Which lines in the data below contain the word "JSON"? Return each of them.

----- Exercise materials -----

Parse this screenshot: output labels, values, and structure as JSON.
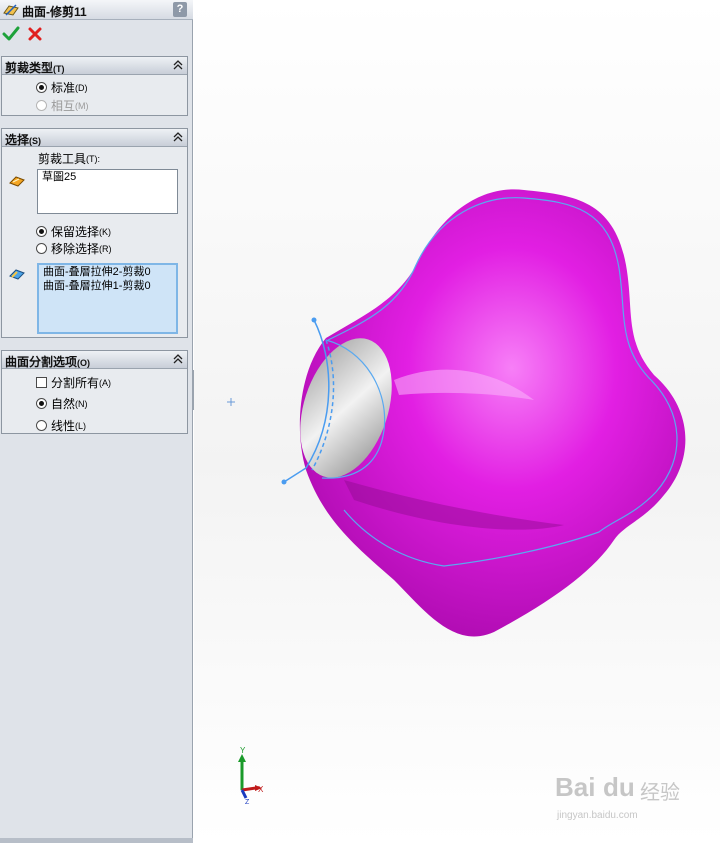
{
  "window": {
    "title": "曲面-修剪11",
    "help_label": "?"
  },
  "actions": {
    "ok_icon": "green-check-icon",
    "cancel_icon": "red-x-icon"
  },
  "trim_type": {
    "header": "剪裁类型",
    "header_hint": "(T)",
    "options": [
      {
        "label": "标准",
        "hint": "(D)",
        "selected": true,
        "enabled": true
      },
      {
        "label": "相互",
        "hint": "(M)",
        "selected": false,
        "enabled": false
      }
    ]
  },
  "selections": {
    "header": "选择",
    "header_hint": "(S)",
    "trim_tool_label": "剪裁工具",
    "trim_tool_hint": "(T):",
    "trim_tool_value": "草圖25",
    "keep_option": {
      "label": "保留选择",
      "hint": "(K)",
      "selected": true
    },
    "remove_option": {
      "label": "移除选择",
      "hint": "(R)",
      "selected": false
    },
    "pieces": [
      "曲面-叠層拉伸2-剪裁0",
      "曲面-叠層拉伸1-剪裁0"
    ]
  },
  "split_options": {
    "header": "曲面分割选项",
    "header_hint": "(O)",
    "split_all": {
      "label": "分割所有",
      "hint": "(A)",
      "checked": false
    },
    "natural": {
      "label": "自然",
      "hint": "(N)",
      "selected": true
    },
    "linear": {
      "label": "线性",
      "hint": "(L)",
      "selected": false
    }
  },
  "viewport": {
    "surface_color": "#e418e6",
    "cap_color": "#c9c9c9",
    "edge_color": "#4ea3f0",
    "triad": {
      "y": "Y",
      "x": "X",
      "z": "Z"
    }
  },
  "watermark": {
    "brand": "Bai",
    "brand2": "du",
    "cn": "经验",
    "url": "jingyan.baidu.com"
  }
}
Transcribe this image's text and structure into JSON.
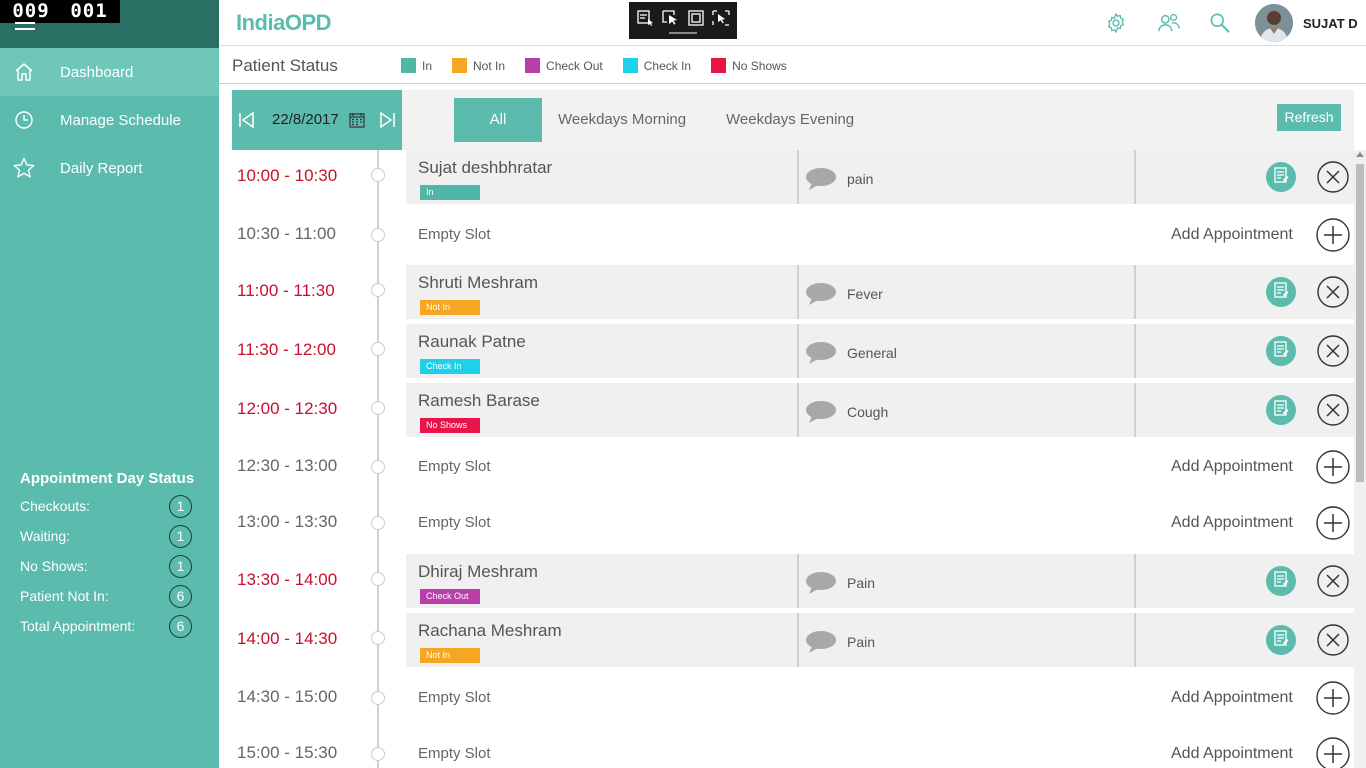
{
  "counter": {
    "left": "009",
    "right": "001"
  },
  "app": {
    "logo": "IndiaOPD",
    "user": "SUJAT D"
  },
  "sidebar": {
    "items": [
      {
        "label": "Dashboard",
        "icon": "home-icon",
        "active": true
      },
      {
        "label": "Manage Schedule",
        "icon": "clock-icon",
        "active": false
      },
      {
        "label": "Daily Report",
        "icon": "star-icon",
        "active": false
      }
    ],
    "day_status": {
      "title": "Appointment Day Status",
      "rows": [
        {
          "label": "Checkouts:",
          "value": "1"
        },
        {
          "label": "Waiting:",
          "value": "1"
        },
        {
          "label": "No Shows:",
          "value": "1"
        },
        {
          "label": "Patient Not In:",
          "value": "6"
        },
        {
          "label": "Total Appointment:",
          "value": "6"
        }
      ]
    }
  },
  "patient_status": {
    "title": "Patient Status",
    "legend": [
      {
        "label": "In",
        "color": "#4fb6a8"
      },
      {
        "label": "Not In",
        "color": "#f5a623"
      },
      {
        "label": "Check Out",
        "color": "#b83fa8"
      },
      {
        "label": "Check In",
        "color": "#1fd0ea"
      },
      {
        "label": "No Shows",
        "color": "#e8154a"
      }
    ]
  },
  "datebar": {
    "date": "22/8/2017"
  },
  "tabs": [
    {
      "label": "All",
      "active": true
    },
    {
      "label": "Weekdays Morning",
      "active": false
    },
    {
      "label": "Weekdays Evening",
      "active": false
    }
  ],
  "refresh_label": "Refresh",
  "empty_label": "Empty Slot",
  "add_label": "Add Appointment",
  "slots": [
    {
      "time": "10:00 - 10:30",
      "booked": true,
      "name": "Sujat deshbhratar",
      "status": "In",
      "status_color": "#4fb6a8",
      "reason": "pain"
    },
    {
      "time": "10:30 - 11:00",
      "booked": false
    },
    {
      "time": "11:00 - 11:30",
      "booked": true,
      "name": "Shruti Meshram",
      "status": "Not In",
      "status_color": "#f5a623",
      "reason": "Fever"
    },
    {
      "time": "11:30 - 12:00",
      "booked": true,
      "name": "Raunak Patne",
      "status": "Check In",
      "status_color": "#1fd0ea",
      "reason": "General"
    },
    {
      "time": "12:00 - 12:30",
      "booked": true,
      "name": "Ramesh Barase",
      "status": "No Shows",
      "status_color": "#e8154a",
      "reason": "Cough"
    },
    {
      "time": "12:30 - 13:00",
      "booked": false
    },
    {
      "time": "13:00 - 13:30",
      "booked": false
    },
    {
      "time": "13:30 - 14:00",
      "booked": true,
      "name": "Dhiraj Meshram",
      "status": "Check Out",
      "status_color": "#b83fa8",
      "reason": "Pain"
    },
    {
      "time": "14:00 - 14:30",
      "booked": true,
      "name": "Rachana Meshram",
      "status": "Not In",
      "status_color": "#f5a623",
      "reason": "Pain"
    },
    {
      "time": "14:30 - 15:00",
      "booked": false
    },
    {
      "time": "15:00 - 15:30",
      "booked": false
    }
  ]
}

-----

Answer »
Parse this screenshot: output labels, values, and structure as JSON.
Transcribe this image's text and structure into JSON.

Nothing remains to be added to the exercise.